By the age of 3, children whose parents were professionals had vocabularies of about 1100 words. Children whose parents were on welfare had vocabularies of 525 words. "If poor children are going to catch up, they will require not the same education...but one that is considerably better; they need more time in class... better trained teachers and a curriculum that prepares them... intellectually for the challenges ahead of them." (Tough, Paul. "What it Takes to Make a Student." New York Times, 26 Nov. 2006.).
"Poor and non-poor children who fail to achieve their full academic potential are more likely to enter adulthood without the skills necessary to develop into highly productive members of society able to compete effectively in a global labor market. Less skilled, less productive, and earning less, when these children become adults they will be less able to contribute to the growth and development of the U.S. economy." (Lynch, Robert G. "Enriching Children, Enriching the Nation: Public Investment in High-Quality Prekindergarten." EPI, May 2007. 8.)
The Value of After-School Programs
Preparing Baltimore’s ex-offenders for the demands of a knowledge- and skill-based economy is a challenging task. Each year, nearly 9,000 ex-offenders return to Baltimore City facing many concurrent problems: addictions, lack of housing, low-educational attainment and limited family support. One of the most difficult barriers to successful re-entry is sustainable employment.

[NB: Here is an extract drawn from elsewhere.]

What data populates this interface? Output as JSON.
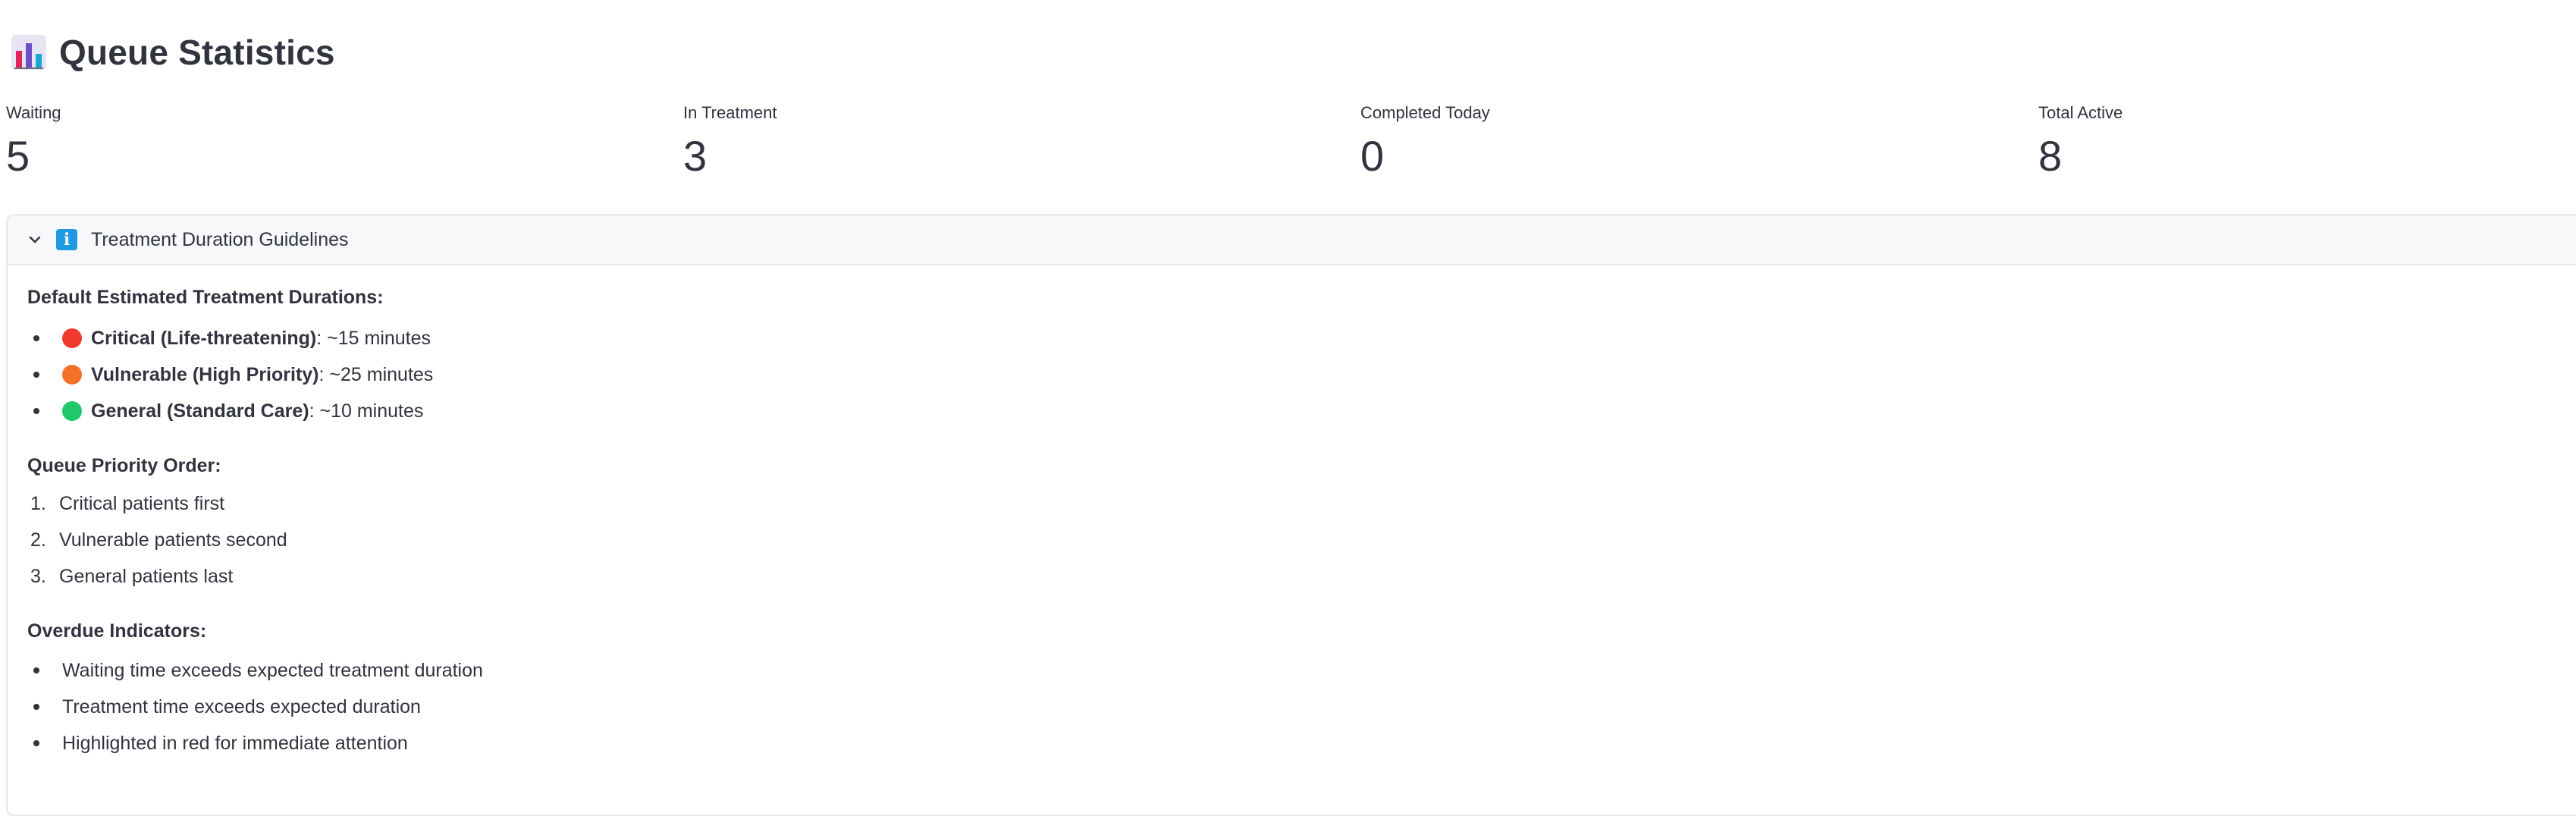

Employment support services are crucial to formerly incarcerated persons. Job creation among the formerly incarcerated population is particularly challenging. Prior to prison, many men do not complete high school or hold sustainable jobs. While in prison, the use of technology flourished and imprisoned men were left behind to become part of the technological divide. After release, many men are not prepared to write a resume on a computer or respond to an on-line job listing. The Jericho Program seeks to provide rapid attachment to work services to formerly incarcerated men. There is a correlation between employment and staying out of prison. Studies have found that the combination of legitimate employment, positive social networks and daily routines are significant factors that boost employment and reduce recidivism. (Bloom, Dan. "Employment-Focused Programs for Ex-Offenders." MDRC. July 2006.)